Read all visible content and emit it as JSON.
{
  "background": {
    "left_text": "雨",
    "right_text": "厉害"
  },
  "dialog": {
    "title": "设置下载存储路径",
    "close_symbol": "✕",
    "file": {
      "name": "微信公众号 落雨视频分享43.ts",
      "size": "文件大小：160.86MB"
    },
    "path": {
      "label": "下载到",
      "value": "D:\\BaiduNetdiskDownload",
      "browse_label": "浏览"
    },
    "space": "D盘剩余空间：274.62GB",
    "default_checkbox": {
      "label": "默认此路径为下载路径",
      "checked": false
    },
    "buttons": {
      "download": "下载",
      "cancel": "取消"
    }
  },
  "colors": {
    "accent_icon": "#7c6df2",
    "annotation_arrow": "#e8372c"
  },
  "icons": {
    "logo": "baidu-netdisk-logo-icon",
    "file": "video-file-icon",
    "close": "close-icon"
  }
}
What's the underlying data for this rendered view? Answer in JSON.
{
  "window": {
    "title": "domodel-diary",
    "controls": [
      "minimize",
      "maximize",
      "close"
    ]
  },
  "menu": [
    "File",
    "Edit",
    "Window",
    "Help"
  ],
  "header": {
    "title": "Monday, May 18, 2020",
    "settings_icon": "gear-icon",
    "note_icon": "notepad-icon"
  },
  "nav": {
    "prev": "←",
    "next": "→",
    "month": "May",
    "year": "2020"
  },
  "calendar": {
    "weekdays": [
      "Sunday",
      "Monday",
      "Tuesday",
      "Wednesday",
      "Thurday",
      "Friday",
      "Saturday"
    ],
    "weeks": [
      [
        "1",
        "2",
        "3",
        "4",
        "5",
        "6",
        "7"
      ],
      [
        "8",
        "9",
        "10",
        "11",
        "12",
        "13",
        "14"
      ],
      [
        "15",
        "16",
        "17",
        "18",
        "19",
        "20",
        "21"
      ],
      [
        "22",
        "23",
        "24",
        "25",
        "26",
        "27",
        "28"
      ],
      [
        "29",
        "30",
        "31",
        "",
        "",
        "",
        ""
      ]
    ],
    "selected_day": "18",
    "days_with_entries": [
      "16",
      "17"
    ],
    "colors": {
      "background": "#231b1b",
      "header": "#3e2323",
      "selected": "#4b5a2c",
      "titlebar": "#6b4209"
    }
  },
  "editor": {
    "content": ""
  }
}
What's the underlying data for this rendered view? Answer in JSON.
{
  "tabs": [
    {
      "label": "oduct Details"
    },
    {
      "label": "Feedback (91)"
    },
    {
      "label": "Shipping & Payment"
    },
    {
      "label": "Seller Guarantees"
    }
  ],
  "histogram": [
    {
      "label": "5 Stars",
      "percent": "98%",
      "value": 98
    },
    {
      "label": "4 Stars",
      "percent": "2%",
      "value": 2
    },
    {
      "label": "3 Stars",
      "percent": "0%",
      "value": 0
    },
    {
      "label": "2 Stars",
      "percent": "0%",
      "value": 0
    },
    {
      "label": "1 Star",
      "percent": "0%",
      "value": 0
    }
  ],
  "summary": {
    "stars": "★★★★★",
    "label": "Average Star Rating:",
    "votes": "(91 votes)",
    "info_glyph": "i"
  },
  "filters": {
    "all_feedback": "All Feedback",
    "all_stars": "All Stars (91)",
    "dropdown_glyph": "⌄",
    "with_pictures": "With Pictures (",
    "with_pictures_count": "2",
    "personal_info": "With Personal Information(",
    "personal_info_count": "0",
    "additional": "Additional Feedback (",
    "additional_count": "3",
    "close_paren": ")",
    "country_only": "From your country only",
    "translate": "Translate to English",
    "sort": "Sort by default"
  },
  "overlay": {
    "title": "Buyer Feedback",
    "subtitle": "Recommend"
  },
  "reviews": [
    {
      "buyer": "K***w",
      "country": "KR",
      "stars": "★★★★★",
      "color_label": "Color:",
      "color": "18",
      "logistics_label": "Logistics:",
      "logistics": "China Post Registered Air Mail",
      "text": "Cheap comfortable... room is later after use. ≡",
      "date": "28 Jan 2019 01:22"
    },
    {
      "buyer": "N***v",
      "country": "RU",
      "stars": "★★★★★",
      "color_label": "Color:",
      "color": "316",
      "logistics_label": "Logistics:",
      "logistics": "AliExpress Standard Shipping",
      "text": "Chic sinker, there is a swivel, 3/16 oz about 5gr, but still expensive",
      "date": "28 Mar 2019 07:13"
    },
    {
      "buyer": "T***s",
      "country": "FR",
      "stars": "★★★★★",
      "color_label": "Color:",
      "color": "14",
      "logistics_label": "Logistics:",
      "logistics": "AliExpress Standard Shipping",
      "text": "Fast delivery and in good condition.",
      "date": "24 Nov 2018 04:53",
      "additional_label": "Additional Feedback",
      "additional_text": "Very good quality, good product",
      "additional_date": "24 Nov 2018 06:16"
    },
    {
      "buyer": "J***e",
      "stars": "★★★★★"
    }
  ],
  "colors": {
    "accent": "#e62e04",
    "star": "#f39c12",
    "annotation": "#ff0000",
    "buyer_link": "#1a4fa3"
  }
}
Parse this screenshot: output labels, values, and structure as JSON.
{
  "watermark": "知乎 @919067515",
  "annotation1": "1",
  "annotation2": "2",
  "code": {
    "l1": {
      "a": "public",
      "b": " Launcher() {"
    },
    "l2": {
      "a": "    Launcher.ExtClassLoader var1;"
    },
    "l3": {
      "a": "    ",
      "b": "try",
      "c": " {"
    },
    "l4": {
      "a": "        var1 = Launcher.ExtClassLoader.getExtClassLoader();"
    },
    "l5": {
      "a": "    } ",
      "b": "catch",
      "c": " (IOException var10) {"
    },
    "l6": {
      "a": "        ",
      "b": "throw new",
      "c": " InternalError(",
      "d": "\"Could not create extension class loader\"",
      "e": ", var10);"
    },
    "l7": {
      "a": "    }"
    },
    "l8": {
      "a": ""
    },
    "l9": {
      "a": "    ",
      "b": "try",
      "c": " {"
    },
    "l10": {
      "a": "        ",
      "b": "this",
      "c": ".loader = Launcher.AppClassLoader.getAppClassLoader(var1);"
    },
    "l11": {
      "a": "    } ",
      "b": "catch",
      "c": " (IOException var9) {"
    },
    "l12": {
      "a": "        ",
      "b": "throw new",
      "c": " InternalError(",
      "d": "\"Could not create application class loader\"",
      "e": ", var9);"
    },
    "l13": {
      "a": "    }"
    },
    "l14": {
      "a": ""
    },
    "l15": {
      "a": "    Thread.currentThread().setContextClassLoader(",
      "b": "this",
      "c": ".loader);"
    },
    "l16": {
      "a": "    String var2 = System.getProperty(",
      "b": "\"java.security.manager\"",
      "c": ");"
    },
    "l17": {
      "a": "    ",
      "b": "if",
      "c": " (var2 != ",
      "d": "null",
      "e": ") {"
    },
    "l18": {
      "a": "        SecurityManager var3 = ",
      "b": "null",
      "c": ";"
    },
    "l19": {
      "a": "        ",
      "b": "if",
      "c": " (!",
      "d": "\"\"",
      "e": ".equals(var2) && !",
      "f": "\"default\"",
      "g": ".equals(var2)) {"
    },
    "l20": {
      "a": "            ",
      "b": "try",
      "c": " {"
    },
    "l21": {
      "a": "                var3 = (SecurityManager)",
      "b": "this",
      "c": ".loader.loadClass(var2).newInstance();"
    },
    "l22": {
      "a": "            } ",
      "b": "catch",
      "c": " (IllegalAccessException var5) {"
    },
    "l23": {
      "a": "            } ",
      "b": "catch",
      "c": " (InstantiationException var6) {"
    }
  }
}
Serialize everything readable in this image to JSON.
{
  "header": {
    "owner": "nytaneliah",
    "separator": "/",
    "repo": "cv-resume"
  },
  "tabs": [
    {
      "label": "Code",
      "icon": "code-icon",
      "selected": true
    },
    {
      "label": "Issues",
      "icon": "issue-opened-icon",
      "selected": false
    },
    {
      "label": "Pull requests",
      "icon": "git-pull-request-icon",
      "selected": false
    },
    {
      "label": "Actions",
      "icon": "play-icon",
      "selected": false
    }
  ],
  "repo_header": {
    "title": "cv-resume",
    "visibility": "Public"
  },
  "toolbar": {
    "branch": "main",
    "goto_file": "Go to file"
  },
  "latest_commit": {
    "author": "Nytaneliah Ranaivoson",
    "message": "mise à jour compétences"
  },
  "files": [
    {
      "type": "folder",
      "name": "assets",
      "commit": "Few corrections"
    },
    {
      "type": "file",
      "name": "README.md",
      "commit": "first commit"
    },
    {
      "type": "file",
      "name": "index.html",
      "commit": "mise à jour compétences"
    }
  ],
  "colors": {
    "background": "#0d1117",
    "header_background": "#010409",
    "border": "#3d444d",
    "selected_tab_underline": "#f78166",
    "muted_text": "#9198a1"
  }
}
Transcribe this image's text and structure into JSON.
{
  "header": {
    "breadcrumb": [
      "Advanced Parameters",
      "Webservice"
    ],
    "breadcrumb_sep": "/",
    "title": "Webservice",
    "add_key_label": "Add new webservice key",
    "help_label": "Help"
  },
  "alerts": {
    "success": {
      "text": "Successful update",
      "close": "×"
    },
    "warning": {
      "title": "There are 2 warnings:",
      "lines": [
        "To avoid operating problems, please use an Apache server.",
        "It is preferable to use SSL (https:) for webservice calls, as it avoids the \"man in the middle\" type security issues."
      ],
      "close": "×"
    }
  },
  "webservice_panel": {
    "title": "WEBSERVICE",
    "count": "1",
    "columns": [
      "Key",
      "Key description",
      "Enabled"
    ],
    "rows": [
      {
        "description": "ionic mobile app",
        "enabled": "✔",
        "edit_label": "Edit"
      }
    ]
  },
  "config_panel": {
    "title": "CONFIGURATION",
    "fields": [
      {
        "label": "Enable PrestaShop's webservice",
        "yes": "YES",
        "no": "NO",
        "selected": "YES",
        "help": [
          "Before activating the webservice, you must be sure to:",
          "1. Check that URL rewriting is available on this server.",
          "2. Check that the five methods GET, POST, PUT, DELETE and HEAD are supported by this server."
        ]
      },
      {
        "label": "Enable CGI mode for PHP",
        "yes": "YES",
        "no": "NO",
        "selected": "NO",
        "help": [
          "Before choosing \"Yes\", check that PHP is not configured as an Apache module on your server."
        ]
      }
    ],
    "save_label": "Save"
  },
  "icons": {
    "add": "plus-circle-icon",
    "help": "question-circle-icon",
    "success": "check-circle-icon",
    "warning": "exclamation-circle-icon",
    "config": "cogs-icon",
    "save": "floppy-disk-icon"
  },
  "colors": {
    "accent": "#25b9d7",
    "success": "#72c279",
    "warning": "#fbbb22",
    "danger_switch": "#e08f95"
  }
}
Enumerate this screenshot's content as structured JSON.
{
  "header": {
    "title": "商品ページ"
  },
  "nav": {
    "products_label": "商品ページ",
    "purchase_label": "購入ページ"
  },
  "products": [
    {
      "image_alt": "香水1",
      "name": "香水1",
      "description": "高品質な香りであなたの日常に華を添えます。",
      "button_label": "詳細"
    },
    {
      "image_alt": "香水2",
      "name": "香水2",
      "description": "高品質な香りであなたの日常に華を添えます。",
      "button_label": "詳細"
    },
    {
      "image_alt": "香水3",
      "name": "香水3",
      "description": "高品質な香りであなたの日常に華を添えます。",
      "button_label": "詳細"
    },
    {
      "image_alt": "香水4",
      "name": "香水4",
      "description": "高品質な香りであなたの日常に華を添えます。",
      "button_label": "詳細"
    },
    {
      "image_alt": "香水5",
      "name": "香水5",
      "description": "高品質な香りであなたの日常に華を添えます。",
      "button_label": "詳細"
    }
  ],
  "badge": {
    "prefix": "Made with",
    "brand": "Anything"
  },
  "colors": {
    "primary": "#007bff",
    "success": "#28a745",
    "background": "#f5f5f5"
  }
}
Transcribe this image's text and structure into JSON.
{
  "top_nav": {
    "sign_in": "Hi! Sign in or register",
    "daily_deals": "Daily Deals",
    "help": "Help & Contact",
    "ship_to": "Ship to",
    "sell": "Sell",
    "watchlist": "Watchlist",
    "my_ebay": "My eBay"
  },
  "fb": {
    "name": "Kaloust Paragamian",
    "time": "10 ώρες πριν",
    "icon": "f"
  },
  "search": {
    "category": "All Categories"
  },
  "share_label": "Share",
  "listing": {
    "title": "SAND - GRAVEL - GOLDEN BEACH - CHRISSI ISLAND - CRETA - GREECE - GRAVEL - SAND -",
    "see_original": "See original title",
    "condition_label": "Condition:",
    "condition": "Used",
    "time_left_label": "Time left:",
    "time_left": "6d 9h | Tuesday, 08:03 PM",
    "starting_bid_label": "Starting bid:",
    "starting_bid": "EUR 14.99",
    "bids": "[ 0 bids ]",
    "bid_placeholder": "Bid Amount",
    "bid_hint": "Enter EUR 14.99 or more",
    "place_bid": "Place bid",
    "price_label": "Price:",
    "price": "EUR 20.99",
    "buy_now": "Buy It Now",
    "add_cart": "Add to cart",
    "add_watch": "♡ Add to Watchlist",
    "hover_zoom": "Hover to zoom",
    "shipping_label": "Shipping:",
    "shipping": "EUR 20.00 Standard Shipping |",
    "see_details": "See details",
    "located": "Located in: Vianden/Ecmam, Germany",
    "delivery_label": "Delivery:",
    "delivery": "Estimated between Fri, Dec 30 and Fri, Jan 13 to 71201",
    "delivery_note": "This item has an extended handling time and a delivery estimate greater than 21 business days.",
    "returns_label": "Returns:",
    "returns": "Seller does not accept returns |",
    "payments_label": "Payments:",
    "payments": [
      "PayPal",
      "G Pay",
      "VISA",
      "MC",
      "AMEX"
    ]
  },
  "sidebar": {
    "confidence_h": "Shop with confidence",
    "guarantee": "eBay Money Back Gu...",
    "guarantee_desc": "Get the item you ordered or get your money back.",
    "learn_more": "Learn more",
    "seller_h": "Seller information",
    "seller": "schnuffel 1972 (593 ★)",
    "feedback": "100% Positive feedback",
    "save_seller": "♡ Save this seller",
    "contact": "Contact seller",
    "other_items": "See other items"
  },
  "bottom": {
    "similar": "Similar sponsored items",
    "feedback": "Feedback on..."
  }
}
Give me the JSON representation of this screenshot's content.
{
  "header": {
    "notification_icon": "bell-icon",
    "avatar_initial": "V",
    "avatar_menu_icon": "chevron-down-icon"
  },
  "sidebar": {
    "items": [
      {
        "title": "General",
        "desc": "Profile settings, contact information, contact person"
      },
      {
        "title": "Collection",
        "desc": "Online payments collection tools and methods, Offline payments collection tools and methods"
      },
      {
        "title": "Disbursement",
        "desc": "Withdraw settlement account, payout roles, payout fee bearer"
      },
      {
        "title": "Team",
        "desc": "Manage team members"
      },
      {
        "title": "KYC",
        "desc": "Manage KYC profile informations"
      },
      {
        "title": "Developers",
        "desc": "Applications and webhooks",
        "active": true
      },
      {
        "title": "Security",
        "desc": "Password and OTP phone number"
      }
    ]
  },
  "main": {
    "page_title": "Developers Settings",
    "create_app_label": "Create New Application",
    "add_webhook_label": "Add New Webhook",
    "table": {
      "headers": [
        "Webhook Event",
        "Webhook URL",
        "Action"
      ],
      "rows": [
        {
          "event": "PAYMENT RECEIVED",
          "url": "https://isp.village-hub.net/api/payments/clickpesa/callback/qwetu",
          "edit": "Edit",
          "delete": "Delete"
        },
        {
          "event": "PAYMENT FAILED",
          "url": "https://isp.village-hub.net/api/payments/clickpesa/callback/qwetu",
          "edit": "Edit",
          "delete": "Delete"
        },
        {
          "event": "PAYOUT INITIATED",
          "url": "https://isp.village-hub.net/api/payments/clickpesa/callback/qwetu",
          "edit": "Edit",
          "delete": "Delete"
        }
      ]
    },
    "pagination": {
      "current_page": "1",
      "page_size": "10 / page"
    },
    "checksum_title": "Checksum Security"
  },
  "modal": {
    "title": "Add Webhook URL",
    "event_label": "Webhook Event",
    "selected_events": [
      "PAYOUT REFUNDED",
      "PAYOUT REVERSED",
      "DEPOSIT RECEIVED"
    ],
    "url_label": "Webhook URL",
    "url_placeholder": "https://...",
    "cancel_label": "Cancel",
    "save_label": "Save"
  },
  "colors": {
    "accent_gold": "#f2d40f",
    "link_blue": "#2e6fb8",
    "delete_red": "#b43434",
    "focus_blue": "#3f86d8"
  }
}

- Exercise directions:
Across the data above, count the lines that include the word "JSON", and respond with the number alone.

- Expected answer:
9